WORK ORDER: Return every record exactly as it appears. Leave nothing out.

ENTRIES PROVIDED:
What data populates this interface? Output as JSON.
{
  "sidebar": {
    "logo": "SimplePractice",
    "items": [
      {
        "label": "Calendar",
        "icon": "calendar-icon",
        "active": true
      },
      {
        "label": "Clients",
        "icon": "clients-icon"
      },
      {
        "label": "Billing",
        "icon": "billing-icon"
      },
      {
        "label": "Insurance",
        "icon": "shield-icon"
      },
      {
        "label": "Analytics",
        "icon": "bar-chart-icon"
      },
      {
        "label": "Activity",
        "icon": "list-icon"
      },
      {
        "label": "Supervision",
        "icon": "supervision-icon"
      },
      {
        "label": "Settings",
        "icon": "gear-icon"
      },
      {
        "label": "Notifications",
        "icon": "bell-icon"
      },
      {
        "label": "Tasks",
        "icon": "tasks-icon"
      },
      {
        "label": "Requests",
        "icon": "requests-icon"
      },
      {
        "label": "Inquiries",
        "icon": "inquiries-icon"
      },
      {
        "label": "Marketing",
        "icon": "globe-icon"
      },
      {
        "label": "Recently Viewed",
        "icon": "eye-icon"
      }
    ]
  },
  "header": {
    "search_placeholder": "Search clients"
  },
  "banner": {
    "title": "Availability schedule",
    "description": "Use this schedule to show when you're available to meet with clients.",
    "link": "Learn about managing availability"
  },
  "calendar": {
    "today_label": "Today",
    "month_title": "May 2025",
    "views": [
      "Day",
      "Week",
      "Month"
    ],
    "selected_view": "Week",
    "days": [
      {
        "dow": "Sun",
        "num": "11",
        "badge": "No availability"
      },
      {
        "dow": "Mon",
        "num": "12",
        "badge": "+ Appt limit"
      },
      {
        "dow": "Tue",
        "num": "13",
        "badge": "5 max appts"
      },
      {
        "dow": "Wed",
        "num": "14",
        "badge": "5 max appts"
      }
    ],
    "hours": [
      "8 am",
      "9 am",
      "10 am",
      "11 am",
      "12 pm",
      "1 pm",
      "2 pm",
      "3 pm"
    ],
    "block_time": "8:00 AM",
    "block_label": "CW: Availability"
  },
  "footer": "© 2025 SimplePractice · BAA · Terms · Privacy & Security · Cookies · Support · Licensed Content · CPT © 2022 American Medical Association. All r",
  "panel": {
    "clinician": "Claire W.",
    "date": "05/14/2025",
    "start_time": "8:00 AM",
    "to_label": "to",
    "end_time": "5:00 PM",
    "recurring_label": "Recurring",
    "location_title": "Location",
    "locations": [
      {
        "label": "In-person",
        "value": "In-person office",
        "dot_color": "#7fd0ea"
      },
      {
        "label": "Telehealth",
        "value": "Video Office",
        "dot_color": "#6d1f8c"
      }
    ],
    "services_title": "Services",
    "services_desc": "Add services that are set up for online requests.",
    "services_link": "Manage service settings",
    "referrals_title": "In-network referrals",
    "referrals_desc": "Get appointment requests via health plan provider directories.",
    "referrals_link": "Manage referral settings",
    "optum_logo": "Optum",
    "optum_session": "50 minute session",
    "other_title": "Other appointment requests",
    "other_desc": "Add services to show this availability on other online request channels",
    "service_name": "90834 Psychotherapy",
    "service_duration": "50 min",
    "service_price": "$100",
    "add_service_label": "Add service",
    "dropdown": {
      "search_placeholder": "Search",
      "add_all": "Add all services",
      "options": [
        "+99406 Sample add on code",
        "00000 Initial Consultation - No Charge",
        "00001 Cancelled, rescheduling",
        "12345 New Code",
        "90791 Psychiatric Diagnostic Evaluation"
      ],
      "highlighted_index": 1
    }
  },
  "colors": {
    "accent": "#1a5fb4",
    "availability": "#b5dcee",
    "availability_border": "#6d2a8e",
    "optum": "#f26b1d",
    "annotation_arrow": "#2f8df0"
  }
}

EXERCISE SOLUTION:
What data populates this interface? Output as JSON.
{
  "sidebar": {
    "logo": "SimplePractice",
    "items": [
      {
        "label": "Calendar",
        "icon": "calendar-icon",
        "active": true
      },
      {
        "label": "Clients",
        "icon": "clients-icon"
      },
      {
        "label": "Billing",
        "icon": "billing-icon"
      },
      {
        "label": "Insurance",
        "icon": "shield-icon"
      },
      {
        "label": "Analytics",
        "icon": "bar-chart-icon"
      },
      {
        "label": "Activity",
        "icon": "list-icon"
      },
      {
        "label": "Supervision",
        "icon": "supervision-icon"
      },
      {
        "label": "Settings",
        "icon": "gear-icon"
      },
      {
        "label": "Notifications",
        "icon": "bell-icon"
      },
      {
        "label": "Tasks",
        "icon": "tasks-icon"
      },
      {
        "label": "Requests",
        "icon": "requests-icon"
      },
      {
        "label": "Inquiries",
        "icon": "inquiries-icon"
      },
      {
        "label": "Marketing",
        "icon": "globe-icon"
      },
      {
        "label": "Recently Viewed",
        "icon": "eye-icon"
      }
    ]
  },
  "header": {
    "search_placeholder": "Search clients"
  },
  "banner": {
    "title": "Availability schedule",
    "description": "Use this schedule to show when you're available to meet with clients.",
    "link": "Learn about managing availability"
  },
  "calendar": {
    "today_label": "Today",
    "month_title": "May 2025",
    "views": [
      "Day",
      "Week",
      "Month"
    ],
    "selected_view": "Week",
    "days": [
      {
        "dow": "Sun",
        "num": "11",
        "badge": "No availability"
      },
      {
        "dow": "Mon",
        "num": "12",
        "badge": "+ Appt limit"
      },
      {
        "dow": "Tue",
        "num": "13",
        "badge": "5 max appts"
      },
      {
        "dow": "Wed",
        "num": "14",
        "badge": "5 max appts"
      }
    ],
    "hours": [
      "8 am",
      "9 am",
      "10 am",
      "11 am",
      "12 pm",
      "1 pm",
      "2 pm",
      "3 pm"
    ],
    "block_time": "8:00 AM",
    "block_label": "CW: Availability"
  },
  "footer": "© 2025 SimplePractice · BAA · Terms · Privacy & Security · Cookies · Support · Licensed Content · CPT © 2022 American Medical Association. All r",
  "panel": {
    "clinician": "Claire W.",
    "date": "05/14/2025",
    "start_time": "8:00 AM",
    "to_label": "to",
    "end_time": "5:00 PM",
    "recurring_label": "Recurring",
    "location_title": "Location",
    "locations": [
      {
        "label": "In-person",
        "value": "In-person office",
        "dot_color": "#7fd0ea"
      },
      {
        "label": "Telehealth",
        "value": "Video Office",
        "dot_color": "#6d1f8c"
      }
    ],
    "services_title": "Services",
    "services_desc": "Add services that are set up for online requests.",
    "services_link": "Manage service settings",
    "referrals_title": "In-network referrals",
    "referrals_desc": "Get appointment requests via health plan provider directories.",
    "referrals_link": "Manage referral settings",
    "optum_logo": "Optum",
    "optum_session": "50 minute session",
    "other_title": "Other appointment requests",
    "other_desc": "Add services to show this availability on other online request channels",
    "service_name": "90834 Psychotherapy",
    "service_duration": "50 min",
    "service_price": "$100",
    "add_service_label": "Add service",
    "dropdown": {
      "search_placeholder": "Search",
      "add_all": "Add all services",
      "options": [
        "+99406 Sample add on code",
        "00000 Initial Consultation - No Charge",
        "00001 Cancelled, rescheduling",
        "12345 New Code",
        "90791 Psychiatric Diagnostic Evaluation"
      ],
      "highlighted_index": 1
    }
  },
  "colors": {
    "accent": "#1a5fb4",
    "availability": "#b5dcee",
    "availability_border": "#6d2a8e",
    "optum": "#f26b1d",
    "annotation_arrow": "#2f8df0"
  }
}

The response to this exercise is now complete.